Sure, she might be a “demoted”deity. Or she might be one of the many characters in human archetypes who shifts her nature depending on the person seeking her power or her possessions. Coyote, Anansi, Frau Pechta, some of the unofficial saint stories, the good ruler in some folk-tales, they can all be good or evil, or be seen as good or evil.
Although I think the “Baba Yaga is a folk memory of aliens” and “Baba Yaga and a male partner were Vedic yogis who brought wisdom to the pre-Slavic peoples of Russia” may be my favorites.
*OK, in some cases the unwashed part wasn’t wrong. Some Russian Orthodox clergy gave up bathing, or stopped bathing in winter and then took a rinse before Easter.
Given the weather and lack of central heating, I can understand not bathing all winter.
Everybody had bathhouses/saunas right outside the hut.
The idea with monks was that baths were pleasant (and possibly sexy or associated with pagans), so you did not bathe. It was mortification. Often there was clerical cleanliness of a less nice sort than hot water.
Apparently, some took the avoidance of pleasure, and of steam, a little bit farther than spiritual purification warranted, according to others. How much of that was personal differences and how much was actual concern about false modesty I’m not sure. And that’s assuming that the translation is correct.
Boring and predictable, but extremely irritating, and more than a bit horrifying.
(Seriously. What kind of overconfident poseur do you have to be?)
Even on their own stated terms, its wishcasting at best, with a huge helping of “playing with fire”.
It is very important to be polite to Baba Yaga. But I don’t think Eddie Haskell would fare very well. Fearsome faerie are like that.

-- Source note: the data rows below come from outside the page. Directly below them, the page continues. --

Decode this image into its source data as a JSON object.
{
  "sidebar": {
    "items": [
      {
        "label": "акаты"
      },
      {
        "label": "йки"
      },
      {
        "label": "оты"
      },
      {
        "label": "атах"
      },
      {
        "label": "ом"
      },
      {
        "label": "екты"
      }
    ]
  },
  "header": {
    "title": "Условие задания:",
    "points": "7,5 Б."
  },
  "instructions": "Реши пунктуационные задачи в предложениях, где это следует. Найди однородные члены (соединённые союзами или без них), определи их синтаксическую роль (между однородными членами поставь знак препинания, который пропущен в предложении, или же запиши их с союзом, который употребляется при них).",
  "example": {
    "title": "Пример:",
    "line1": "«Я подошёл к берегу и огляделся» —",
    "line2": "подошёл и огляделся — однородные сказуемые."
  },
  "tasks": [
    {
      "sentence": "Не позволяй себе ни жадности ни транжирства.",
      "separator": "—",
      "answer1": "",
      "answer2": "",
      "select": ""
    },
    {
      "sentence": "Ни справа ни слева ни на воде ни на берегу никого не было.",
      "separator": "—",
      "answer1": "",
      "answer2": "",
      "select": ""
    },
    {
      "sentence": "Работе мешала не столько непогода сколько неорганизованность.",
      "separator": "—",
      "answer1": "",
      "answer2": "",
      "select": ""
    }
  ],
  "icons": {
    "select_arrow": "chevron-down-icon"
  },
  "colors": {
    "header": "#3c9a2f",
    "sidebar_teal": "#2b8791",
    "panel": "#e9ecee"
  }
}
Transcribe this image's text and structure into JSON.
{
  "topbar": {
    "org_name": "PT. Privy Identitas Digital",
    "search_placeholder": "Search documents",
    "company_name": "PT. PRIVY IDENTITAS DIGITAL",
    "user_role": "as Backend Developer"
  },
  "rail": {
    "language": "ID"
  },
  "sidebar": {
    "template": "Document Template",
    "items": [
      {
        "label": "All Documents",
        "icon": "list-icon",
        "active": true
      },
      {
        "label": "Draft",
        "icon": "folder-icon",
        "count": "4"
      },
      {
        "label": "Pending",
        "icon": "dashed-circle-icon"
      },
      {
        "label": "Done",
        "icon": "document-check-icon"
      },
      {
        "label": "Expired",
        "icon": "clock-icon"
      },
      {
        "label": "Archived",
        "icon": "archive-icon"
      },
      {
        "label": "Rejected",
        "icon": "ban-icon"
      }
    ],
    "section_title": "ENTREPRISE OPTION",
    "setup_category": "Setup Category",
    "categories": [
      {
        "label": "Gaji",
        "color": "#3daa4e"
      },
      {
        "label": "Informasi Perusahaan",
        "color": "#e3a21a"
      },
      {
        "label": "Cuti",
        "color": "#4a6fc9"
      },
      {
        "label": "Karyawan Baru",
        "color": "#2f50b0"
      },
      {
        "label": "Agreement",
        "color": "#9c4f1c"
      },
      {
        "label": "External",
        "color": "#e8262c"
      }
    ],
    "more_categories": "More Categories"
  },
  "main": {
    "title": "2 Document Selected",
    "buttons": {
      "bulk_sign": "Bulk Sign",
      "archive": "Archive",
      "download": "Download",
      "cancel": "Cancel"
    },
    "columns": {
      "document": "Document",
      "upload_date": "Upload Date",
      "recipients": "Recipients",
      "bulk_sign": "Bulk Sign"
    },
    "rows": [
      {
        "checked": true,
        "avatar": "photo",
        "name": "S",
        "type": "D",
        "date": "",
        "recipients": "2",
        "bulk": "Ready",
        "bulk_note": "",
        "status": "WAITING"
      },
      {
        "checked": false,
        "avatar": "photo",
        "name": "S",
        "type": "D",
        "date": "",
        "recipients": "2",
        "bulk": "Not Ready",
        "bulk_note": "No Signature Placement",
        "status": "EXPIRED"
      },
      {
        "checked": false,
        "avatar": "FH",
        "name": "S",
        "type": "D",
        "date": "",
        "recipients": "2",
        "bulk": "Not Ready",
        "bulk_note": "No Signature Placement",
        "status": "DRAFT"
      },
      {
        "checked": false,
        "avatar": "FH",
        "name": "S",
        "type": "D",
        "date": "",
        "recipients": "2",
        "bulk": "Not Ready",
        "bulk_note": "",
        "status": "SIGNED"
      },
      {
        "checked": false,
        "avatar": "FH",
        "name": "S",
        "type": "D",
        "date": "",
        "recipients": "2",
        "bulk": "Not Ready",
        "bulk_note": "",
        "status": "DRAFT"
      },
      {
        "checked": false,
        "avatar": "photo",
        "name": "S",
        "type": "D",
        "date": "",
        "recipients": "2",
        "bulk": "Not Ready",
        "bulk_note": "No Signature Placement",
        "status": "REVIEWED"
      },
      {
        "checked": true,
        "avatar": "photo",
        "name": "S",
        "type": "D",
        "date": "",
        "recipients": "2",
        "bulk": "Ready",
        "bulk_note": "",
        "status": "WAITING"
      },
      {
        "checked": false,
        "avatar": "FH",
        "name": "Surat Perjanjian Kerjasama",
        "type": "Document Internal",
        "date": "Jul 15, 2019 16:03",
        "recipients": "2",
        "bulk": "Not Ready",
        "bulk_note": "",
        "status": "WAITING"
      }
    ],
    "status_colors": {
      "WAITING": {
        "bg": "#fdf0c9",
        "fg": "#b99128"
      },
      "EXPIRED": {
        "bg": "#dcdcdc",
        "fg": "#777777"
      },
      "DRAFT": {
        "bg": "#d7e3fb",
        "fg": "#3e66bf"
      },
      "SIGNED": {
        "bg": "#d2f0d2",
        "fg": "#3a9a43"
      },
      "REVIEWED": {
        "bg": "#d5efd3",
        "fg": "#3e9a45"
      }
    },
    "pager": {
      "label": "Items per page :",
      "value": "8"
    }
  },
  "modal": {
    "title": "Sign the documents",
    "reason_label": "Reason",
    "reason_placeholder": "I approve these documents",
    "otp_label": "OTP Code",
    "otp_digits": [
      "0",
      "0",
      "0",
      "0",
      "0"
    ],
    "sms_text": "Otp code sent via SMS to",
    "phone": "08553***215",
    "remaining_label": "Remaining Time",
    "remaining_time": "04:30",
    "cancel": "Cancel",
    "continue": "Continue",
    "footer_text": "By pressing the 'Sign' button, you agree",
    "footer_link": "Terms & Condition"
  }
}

I don’t know much about Slavic mythology, but even I know that Mother Damp Earth holds the center of the belief system, and invalidates the “great goddess” rehabilitation of Baba Yaga. (I don’t “get” why the wiccans in particular haven’t glommed onto Mother Damp Earth. A chthonic female deity that’s the beginning and end of all life seems like it would be catnip to them.)

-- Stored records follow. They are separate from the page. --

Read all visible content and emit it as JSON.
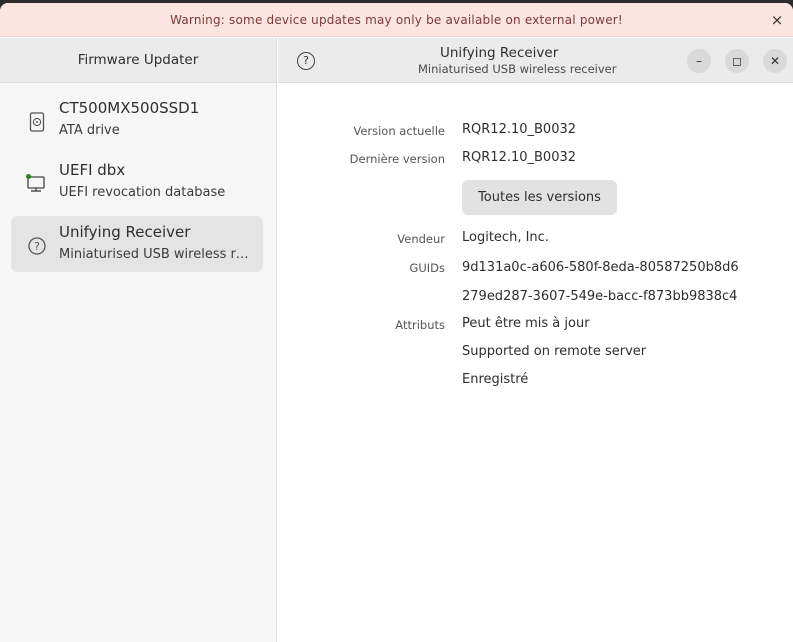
{
  "banner": {
    "text": "Warning: some device updates may only be available on external power!",
    "close_icon": "×"
  },
  "sidebar": {
    "title": "Firmware Updater",
    "devices": [
      {
        "name": "CT500MX500SSD1",
        "description": "ATA drive",
        "icon": "drive-icon"
      },
      {
        "name": "UEFI dbx",
        "description": "UEFI revocation database",
        "icon": "computer-icon"
      },
      {
        "name": "Unifying Receiver",
        "description": "Miniaturised USB wireless receiver",
        "icon": "help-icon"
      }
    ]
  },
  "header": {
    "help_icon": "?",
    "title": "Unifying Receiver",
    "subtitle": "Miniaturised USB wireless receiver",
    "minimize_icon": "–",
    "maximize_icon": "◻",
    "close_icon": "✕"
  },
  "details": {
    "current_version_label": "Version actuelle",
    "current_version": "RQR12.10_B0032",
    "latest_version_label": "Dernière version",
    "latest_version": "RQR12.10_B0032",
    "all_versions_button": "Toutes les versions",
    "vendor_label": "Vendeur",
    "vendor": "Logitech, Inc.",
    "guids_label": "GUIDs",
    "guids": [
      "9d131a0c-a606-580f-8eda-80587250b8d6",
      "279ed287-3607-549e-bacc-f873bb9838c4"
    ],
    "attributes_label": "Attributs",
    "attributes": [
      "Peut être mis à jour",
      "Supported on remote server",
      "Enregistré"
    ]
  },
  "colors": {
    "banner_bg": "#fce4e1",
    "selected_row": "#e4e4e4",
    "status_dot": "#2e7d32"
  }
}
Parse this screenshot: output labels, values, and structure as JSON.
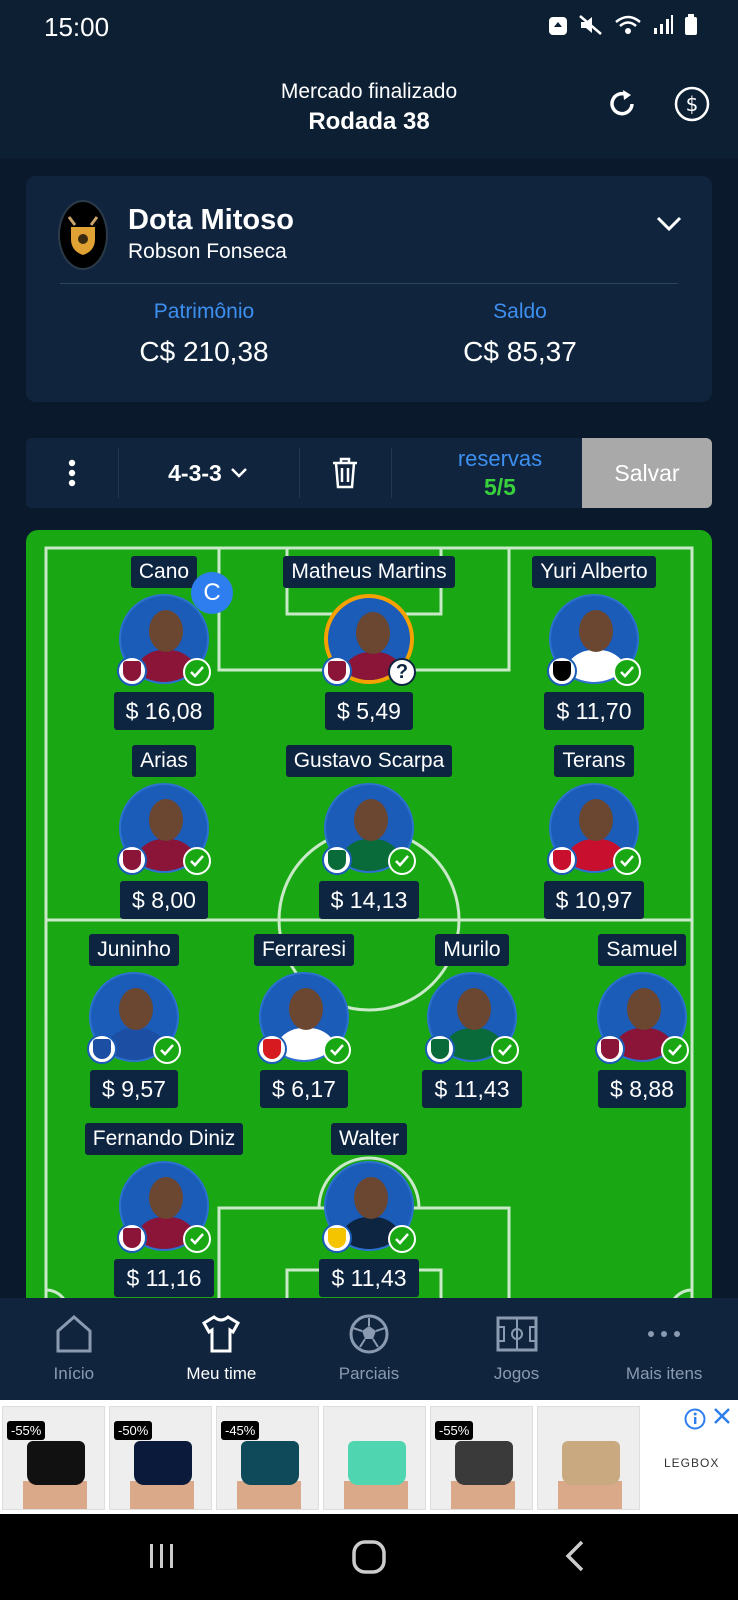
{
  "status_bar": {
    "time": "15:00"
  },
  "header": {
    "subtitle": "Mercado finalizado",
    "title": "Rodada 38"
  },
  "team": {
    "name": "Dota Mitoso",
    "owner": "Robson Fonseca",
    "patrimonio_label": "Patrimônio",
    "patrimonio_value": "C$ 210,38",
    "saldo_label": "Saldo",
    "saldo_value": "C$ 85,37"
  },
  "toolbar": {
    "formation": "4-3-3",
    "reserves_label": "reservas",
    "reserves_count": "5/5",
    "save_label": "Salvar"
  },
  "players": [
    {
      "name": "Cano",
      "price": "$ 16,08",
      "status": "ok",
      "captain": true,
      "captain_label": "C",
      "club_color": "#8a1538"
    },
    {
      "name": "Matheus Martins",
      "price": "$ 5,49",
      "status": "doubt",
      "doubt_label": "?",
      "club_color": "#8a1538"
    },
    {
      "name": "Yuri Alberto",
      "price": "$ 11,70",
      "status": "ok",
      "club_color": "#000000"
    },
    {
      "name": "Arias",
      "price": "$ 8,00",
      "status": "ok",
      "club_color": "#8a1538"
    },
    {
      "name": "Gustavo Scarpa",
      "price": "$ 14,13",
      "status": "ok",
      "club_color": "#0a6b3a"
    },
    {
      "name": "Terans",
      "price": "$ 10,97",
      "status": "ok",
      "club_color": "#c8102e"
    },
    {
      "name": "Juninho",
      "price": "$ 9,57",
      "status": "ok",
      "club_color": "#1c4fa3"
    },
    {
      "name": "Ferraresi",
      "price": "$ 6,17",
      "status": "ok",
      "club_color": "#d71920"
    },
    {
      "name": "Murilo",
      "price": "$ 11,43",
      "status": "ok",
      "club_color": "#0a6b3a"
    },
    {
      "name": "Samuel",
      "price": "$ 8,88",
      "status": "ok",
      "club_color": "#8a1538"
    },
    {
      "name": "Fernando Diniz",
      "price": "$ 11,16",
      "status": "ok",
      "club_color": "#8a1538"
    },
    {
      "name": "Walter",
      "price": "$ 11,43",
      "status": "ok",
      "club_color": "#f5c400"
    }
  ],
  "bottom_nav": [
    {
      "label": "Início",
      "icon": "home-icon",
      "active": false
    },
    {
      "label": "Meu time",
      "icon": "shirt-icon",
      "active": true
    },
    {
      "label": "Parciais",
      "icon": "soccer-ball-icon",
      "active": false
    },
    {
      "label": "Jogos",
      "icon": "field-icon",
      "active": false
    },
    {
      "label": "Mais itens",
      "icon": "more-icon",
      "active": false
    }
  ],
  "ad": {
    "brand": "LEGBOX",
    "items": [
      {
        "discount": "-55%"
      },
      {
        "discount": "-50%"
      },
      {
        "discount": "-45%"
      },
      {
        "discount": ""
      },
      {
        "discount": "-55%"
      },
      {
        "discount": ""
      }
    ]
  },
  "colors": {
    "accent": "#3d8ff0",
    "pitch": "#19a814",
    "reserves": "#39d13b",
    "captain": "#2e7ef0"
  }
}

As annoying as it is, sometimes the real reason that a story does something is– it makes a better story.
Which is 100% what the house on chicken legs being up in a tree does!
I’ve tried a couple short stories involving the spirit. It is important to present a small gift or service out of kindness and good manners. Eddie Haskell, hmm, he’d be sized up as a medium skull, good for … er, ahem. Evil and stupid people get what’s coming to them, while the polite and wise ones are spared; perhaps she provides a small reward. Sometimes asking politely to be allowed out of her woods may be sufficient.
It took a particular frame of mind to think out and write the stories, and then time to reset out of the dark shadows. Definitely not “good and nice” like the neo-pagans blather about everything pre-Christian. She would remind them as bladders void, “Da, Earth must be fed … but first, I hunger.”
Haven’t some tried to “rehabilitate” Chernobog?
Yes. I got that far in his book, closed the covers, and returned it to the person I had borrowed it from. Baba Yaga is both good and bad in stories. Chernobog is never good. Ever. That tells me more than enough.
At best, he’s the personification of Winter. Darkness. And hunger.
The Wendigo writ large.
I’m starting to resemble my great-grandmother when I hear stuff like this. She would shake her head, and mutter “children…”.
“Genius has its limits, but stupidity is not thus handicapped.” — I suspect that this is because stupidity is a force driving toward chaos, and chaos is a primal force, and the ultimate blind amorality.
Sigh… like anyone TODAY would know what they were thinking 500 or more years ago… Revisionist history yet again…
Idly wondering in passing about “Baba Yaga might travel in a wooden or iron mortar, driven with the pestle, while sweeping away her tracks with a broom.”
Just wondering how she does that with only two hands? Stops steering for a moment to sweep?
She’s usually shown with one hand on the mortar and one on the broom.